Putin has already given away to the world his unabashed thirst for a return to authoritarian rule in Muscovy. But he has also betrayed his intentions in dealing with the increasingly useless and dangerous Organization for Security and Cooperation in Europe (OSCE). OSCE is a kind of ideological super-cadre that serves to anesthetize Europe about its problems. It has misgoverned or otherwise interfered for 12 years in Bosnia-Hercegovina and Kosovo. But is has now come under fire from Putin, who alleges that OSCE has treated Russia and its political transition unfairly. OSCE can be credited with one virtue: it does not certify fake elections. Its critical attitude toward democratization in Ukraine has irritated tsar Putin and it became controversial in Putin's December 2 ballotting.

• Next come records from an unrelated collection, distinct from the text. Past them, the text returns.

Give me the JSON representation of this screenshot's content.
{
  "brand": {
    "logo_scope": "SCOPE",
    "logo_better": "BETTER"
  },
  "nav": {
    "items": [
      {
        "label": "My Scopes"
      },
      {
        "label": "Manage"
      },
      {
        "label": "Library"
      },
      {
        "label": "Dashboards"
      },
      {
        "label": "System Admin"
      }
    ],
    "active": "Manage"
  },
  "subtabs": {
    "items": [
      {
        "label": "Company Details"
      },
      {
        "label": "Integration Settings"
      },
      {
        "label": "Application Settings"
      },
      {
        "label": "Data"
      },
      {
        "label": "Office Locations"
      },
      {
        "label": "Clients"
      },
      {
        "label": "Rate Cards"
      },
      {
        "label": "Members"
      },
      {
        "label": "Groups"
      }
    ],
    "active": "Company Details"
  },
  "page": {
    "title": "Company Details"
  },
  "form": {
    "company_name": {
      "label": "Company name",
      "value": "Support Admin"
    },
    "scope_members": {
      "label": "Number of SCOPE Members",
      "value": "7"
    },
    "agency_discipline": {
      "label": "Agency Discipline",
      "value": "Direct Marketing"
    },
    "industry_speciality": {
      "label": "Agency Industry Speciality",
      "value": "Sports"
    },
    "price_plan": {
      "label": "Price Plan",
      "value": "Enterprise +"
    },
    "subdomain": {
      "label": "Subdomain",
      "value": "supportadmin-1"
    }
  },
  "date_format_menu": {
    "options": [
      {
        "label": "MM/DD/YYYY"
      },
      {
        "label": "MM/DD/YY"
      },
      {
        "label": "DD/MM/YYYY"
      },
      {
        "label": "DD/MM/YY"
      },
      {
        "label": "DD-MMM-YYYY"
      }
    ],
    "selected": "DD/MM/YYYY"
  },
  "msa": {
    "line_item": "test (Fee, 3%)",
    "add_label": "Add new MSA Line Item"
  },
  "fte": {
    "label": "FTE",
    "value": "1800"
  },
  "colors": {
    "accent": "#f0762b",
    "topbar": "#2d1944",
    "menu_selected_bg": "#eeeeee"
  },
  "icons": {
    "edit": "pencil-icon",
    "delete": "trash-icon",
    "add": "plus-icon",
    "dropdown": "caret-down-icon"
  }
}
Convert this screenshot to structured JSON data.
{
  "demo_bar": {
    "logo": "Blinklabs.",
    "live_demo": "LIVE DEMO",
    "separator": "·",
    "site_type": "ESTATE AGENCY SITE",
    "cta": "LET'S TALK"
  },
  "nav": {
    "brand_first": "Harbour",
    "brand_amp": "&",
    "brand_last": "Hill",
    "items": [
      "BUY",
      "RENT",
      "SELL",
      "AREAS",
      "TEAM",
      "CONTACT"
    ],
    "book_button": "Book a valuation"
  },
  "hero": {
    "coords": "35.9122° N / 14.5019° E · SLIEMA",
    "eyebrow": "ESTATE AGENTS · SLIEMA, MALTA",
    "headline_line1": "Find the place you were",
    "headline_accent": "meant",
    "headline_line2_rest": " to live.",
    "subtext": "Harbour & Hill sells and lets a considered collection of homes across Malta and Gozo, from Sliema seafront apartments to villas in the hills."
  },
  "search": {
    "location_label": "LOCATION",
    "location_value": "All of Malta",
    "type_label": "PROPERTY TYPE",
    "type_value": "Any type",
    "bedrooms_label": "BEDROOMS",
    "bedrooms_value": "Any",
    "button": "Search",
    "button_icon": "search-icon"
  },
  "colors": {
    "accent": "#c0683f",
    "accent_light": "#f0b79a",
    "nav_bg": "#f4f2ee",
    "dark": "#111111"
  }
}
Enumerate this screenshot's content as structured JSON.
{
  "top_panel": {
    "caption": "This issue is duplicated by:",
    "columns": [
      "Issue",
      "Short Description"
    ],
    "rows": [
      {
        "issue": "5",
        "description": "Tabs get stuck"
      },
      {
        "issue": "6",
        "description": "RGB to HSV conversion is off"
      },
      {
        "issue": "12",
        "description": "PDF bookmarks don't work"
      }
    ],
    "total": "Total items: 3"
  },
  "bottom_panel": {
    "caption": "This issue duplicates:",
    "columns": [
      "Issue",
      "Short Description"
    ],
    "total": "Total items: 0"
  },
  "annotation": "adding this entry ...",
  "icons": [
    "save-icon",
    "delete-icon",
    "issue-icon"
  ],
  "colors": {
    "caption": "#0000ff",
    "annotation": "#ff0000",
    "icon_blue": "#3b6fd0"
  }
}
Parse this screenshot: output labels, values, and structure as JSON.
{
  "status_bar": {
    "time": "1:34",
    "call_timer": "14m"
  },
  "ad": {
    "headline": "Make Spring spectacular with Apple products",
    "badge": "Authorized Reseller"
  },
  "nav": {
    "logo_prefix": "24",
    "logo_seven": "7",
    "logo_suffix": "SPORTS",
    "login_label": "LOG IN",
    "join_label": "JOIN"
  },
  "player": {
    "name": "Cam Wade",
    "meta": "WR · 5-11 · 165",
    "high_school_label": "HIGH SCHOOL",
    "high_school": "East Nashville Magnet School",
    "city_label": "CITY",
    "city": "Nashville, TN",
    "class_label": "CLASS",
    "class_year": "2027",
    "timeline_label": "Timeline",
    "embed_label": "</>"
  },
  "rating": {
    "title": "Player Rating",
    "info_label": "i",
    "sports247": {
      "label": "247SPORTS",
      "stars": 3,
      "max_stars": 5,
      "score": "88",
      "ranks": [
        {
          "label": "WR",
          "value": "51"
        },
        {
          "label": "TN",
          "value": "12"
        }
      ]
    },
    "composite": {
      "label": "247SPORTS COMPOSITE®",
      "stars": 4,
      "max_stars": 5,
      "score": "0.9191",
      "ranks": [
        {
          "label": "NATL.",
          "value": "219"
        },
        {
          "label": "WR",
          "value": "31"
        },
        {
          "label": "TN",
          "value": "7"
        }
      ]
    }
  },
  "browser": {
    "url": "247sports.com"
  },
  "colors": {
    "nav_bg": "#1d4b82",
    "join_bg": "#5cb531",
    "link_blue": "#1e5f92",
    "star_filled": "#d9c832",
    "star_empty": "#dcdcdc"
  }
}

Putin wants to install Kazakhstan as the new head of OSCE, which comprises 56 countries. Unfortunately for its people, who deserve a great deal better, Kazakhstan is ruled by Nursultan Nazarbayev, whose regime is less repressive than that of neighboring Uzbekistan, but still evinces excessive Soviet-era attitudes. Unfortunately for everyone who ever dealt with OSCE (except as a functionary or apologist for it), the organization is a scandalous failure and should be shut down before it can become a new platform for Putinism. It has fostered neither security nor cooperation, but abuse and impunity.
Above all, in recent weeks Putin has returned to the Balkan gaming table, throwing down his chips and staking all on red, the color of blood, by inciting Serb radicals in Bosnia-Hercegovina and Kosovo alike. Putin has led the "rejectionists" among the global powers on Kosovar independence, as if 125 years, from the late 19th century wars in the Balkans to the horrors of the 1990s, had never occurred.
Sarko's comment on Tibet and Putin's rhetoric on Kosovo have the same message: France and Russia are hostile to the interests of vulnerable nations - with or without governments, some under dictatorships, some under "mere" discrimination - like the Kurds in Turkey. Most of the world now accepts the rights of large minority communities to recognition of their identity, if nothing else. What does Sarko have against the Tibetans?